Drivers urged to put a stop to red light running
Forgetting that simple rule can have devastating consequences. Last year, four people were killed in Idaho and another 1,050 were injured when motorists ran red lights, according to the Idaho Transportation Departments Office of Traffic and Highway Safety (OTHS).
Each year, there are more than 1.8 million intersection crashes nationwide, resulting in 89,000 injuries and more than 1,000 deaths. In an effort to raise awareness about the dangers red light running poses to motorists and pedestrians, the Idaho Transportation Department joins other safety organizations to observe Aug. 28-Sept. 3 as National Stop on Red Week.

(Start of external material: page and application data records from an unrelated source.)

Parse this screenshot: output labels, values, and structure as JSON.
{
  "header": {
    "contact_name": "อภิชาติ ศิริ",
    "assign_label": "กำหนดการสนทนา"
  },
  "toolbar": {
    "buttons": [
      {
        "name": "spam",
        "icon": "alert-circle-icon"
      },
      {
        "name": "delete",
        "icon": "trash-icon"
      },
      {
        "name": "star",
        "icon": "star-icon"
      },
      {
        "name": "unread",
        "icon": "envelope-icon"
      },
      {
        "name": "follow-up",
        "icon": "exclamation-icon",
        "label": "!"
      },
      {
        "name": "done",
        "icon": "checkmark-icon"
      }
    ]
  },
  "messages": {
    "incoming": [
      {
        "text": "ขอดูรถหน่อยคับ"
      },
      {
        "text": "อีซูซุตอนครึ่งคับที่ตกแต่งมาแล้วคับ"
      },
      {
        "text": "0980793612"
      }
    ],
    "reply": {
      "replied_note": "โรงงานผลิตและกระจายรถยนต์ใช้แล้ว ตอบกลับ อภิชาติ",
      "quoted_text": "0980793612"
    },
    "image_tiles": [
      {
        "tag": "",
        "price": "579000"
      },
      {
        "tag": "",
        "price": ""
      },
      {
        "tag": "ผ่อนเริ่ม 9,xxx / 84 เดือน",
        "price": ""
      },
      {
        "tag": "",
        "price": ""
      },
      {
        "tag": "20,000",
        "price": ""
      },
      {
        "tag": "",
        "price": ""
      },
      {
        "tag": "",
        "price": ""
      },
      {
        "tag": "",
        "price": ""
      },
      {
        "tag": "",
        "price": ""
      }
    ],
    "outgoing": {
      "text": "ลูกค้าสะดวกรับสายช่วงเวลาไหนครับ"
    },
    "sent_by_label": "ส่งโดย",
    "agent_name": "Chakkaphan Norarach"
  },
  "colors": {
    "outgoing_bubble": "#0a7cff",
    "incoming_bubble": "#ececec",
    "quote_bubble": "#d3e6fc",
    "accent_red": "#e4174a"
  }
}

We hope these statistics drive home the fact that running red lights at intersections is extremely dangerous, says Mark Strait, of OTHS. The good news is that there is a simple solution, and we can all contribute: stop when the light is red.
Running red lights scares most people 96 percent of Americans say they are afraid of being hit by a driver running a red light. Yet, many drivers admit to doing it. Nearly one driver in five admits to recently running a red light, according to a U.S. Department of Transportation survey.
Almost half of survey respondents are prompted to speed through intersections for one simple reason: they were in a hurry.
Red light running is just one symptom of aggressive driving, Strait says.
The behaviors that define aggressive driving include being in a hurry, disregarding traffic signals, tailgating, speeding, and failing to yield right of way.
One of those five behaviors is a contributing factor in 55 percent of all Idaho crashes. Red-light running results in the most severe type of aggressive driving crashes in an urban setting. And approximately half of all crashes that involve red-light running result in injury.
Everyone, whether in a car or on the sidewalk, wants to get home safely. Stopping at red lights is a simple thing that all drivers can do to help make this possible, Strait adds.
Failure to stop at traffic control devices (including stop signs and red lights) ranks fourth among the reasons that Idaho drivers are cited for traffic violations, according to OTHSs 2003 figures.
Running red lights isnt a dangerous practice of just one category or age group. Theyre everyday people, professionals, blue-collar workers, homemakers, parents, and young adults, Strait says.
Stop on Red Week is sponsored by the U.S. Department of Transportation's Federal Highway Administration, the American Trauma Society and the Institute of Transportation Engineers.